Sunscreen Harms Coral Health

sunscreenEvery day as snorkelers and divers head to the sea they lather up with tons of UV blocking skin creams, adding up to about 16,000 – 25,000 tons of sunscreen used in the tropics each year. This liberal use of sunscreen has coral reef researchers worried, as about 25% ends up washing off the skin into the sea water. Studies have shown that only 1 part per thousand of the stuff in an aquarium will induce corals to bleach, and increase their ‘viral load’ by a factor of 15 (Danovaro et al. 2008). Estimates based on these studies calculate that up to 10% of the world’s reefs are directly threatened due to sunscreen related pollutants.
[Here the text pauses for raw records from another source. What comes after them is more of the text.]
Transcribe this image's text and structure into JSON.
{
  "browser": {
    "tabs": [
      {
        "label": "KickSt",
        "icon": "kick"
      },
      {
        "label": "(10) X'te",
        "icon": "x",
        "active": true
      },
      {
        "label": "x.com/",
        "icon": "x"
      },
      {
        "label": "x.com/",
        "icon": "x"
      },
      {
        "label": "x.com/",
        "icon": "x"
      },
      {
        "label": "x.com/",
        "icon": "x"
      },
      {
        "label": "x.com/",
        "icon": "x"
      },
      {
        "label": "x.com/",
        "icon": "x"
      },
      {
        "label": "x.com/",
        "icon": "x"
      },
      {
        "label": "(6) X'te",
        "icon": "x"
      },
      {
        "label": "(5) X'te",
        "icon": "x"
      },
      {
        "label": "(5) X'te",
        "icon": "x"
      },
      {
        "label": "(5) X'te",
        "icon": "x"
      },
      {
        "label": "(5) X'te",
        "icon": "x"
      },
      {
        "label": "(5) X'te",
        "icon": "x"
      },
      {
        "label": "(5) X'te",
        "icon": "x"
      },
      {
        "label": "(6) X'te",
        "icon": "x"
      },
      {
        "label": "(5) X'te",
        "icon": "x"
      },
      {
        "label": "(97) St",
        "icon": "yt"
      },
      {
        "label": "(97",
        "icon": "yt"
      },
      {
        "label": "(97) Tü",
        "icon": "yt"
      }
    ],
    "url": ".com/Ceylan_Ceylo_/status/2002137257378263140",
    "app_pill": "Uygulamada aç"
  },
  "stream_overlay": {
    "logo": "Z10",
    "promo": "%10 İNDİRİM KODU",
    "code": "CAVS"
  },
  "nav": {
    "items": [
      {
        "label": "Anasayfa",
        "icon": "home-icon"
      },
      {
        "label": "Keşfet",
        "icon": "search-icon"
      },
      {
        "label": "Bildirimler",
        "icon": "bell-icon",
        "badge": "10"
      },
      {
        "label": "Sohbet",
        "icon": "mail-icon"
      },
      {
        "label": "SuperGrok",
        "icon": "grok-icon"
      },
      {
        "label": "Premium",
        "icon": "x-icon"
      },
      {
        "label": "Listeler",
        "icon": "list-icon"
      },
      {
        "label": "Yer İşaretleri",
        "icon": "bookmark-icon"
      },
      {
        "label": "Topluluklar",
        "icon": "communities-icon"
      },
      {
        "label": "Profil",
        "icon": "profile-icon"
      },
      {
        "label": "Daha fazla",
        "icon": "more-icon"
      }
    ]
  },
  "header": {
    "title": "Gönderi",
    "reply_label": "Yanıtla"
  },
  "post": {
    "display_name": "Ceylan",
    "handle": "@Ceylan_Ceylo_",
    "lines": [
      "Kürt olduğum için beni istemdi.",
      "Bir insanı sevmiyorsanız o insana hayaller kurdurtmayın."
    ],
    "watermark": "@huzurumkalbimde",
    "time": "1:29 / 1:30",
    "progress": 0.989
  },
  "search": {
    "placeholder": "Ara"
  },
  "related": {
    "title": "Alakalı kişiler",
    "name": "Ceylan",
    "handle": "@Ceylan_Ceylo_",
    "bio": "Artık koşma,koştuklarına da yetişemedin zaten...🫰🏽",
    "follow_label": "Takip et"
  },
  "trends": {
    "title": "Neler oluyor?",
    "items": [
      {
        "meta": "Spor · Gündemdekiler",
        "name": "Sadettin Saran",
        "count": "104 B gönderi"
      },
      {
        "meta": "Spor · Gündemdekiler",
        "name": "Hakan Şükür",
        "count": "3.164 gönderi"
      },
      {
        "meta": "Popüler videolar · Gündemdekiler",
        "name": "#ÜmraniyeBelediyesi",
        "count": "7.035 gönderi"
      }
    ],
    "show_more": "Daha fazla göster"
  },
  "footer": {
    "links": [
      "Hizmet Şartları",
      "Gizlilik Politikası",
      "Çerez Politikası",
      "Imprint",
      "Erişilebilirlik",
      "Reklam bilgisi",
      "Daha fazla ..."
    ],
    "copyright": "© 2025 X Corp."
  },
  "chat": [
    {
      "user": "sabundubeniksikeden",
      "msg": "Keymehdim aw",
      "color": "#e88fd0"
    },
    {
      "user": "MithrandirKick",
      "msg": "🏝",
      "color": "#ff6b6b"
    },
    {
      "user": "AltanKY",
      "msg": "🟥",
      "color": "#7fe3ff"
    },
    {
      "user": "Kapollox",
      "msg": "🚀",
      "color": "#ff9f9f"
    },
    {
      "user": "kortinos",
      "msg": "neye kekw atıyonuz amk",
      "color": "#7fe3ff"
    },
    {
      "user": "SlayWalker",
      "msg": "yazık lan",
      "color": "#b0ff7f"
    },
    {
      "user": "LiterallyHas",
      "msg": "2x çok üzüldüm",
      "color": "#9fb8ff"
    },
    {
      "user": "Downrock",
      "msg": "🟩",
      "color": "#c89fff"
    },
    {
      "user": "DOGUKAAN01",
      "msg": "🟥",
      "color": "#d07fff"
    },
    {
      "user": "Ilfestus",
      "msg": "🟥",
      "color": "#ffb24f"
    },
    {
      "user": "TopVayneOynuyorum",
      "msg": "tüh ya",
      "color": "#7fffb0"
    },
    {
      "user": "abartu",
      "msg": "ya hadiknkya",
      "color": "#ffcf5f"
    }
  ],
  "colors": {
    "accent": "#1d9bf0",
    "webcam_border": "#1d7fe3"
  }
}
Modern day sunscreens were first developed in the late 1970’s, and have since been improved to be longer lasting, more powerful, water-resistant, and full spectrum. These developments have come through the innovation of novel chemicals to produce the desired properties, with the average bottle today containing around 20 chemicals. Many of these chemicals are ‘lypophilic’, meaning that they accumulate in fat cells, and will thus bioaccumulate in top predators through the food chain. Furthermore, many of them undergo photodegredation, and break down into toxic by-products in sunlight and UV radiation.


Some of the more dangerous chemicals in sunscreen include:

  • Benzophenone-2: genotoxicant, photo-toxicant, induces bleaching (Downs et al. 2013)
  • Paraben Preseratives and UV absorbers: Estropogenic
  • Ethylhexylmethoycinnamate (OMC)
  • Ocotocrylene (OCT)
  • Ethylhexlsalicylate (EHS)
  • 4-tert-butyl-4-methoxydibenzoylmethane
  • 4-methylbenzylidene camphor


Although the chemicals above have been proven to have negative health and environmental effects, many of the chemicals contained in suncreens did not exist in the known universe just 20-40 years ago, and their effect on humans and other animals is unknown. Although sunscreens have undeniably helped to reduce the risk of painful sunburns or life threatening skin cancers, they should be used minimally and wisely.


Here are some ways that you can reduce your sunscreen use during your diving holiday to protect the coral reefs while still protecting your health:

  • Avoid exposure to the sun during peak hours (11am – 1pm) – stay in the covered area of the boat, wear a hat/shirt, use a rash guard or wetsuit while snorkeling.
  • Apply sunscreen sparingly and only to exposed areas, and at least 45 minutes before entering the water, to reduce the amount washed off.
  • Choose ‘Reef Safe’ sunscreens, or zinc-based sunscreens which tend to contain fewer chemicals
  • Help spread awareness to other divers you see lathering up on the boat


Use it Wisely!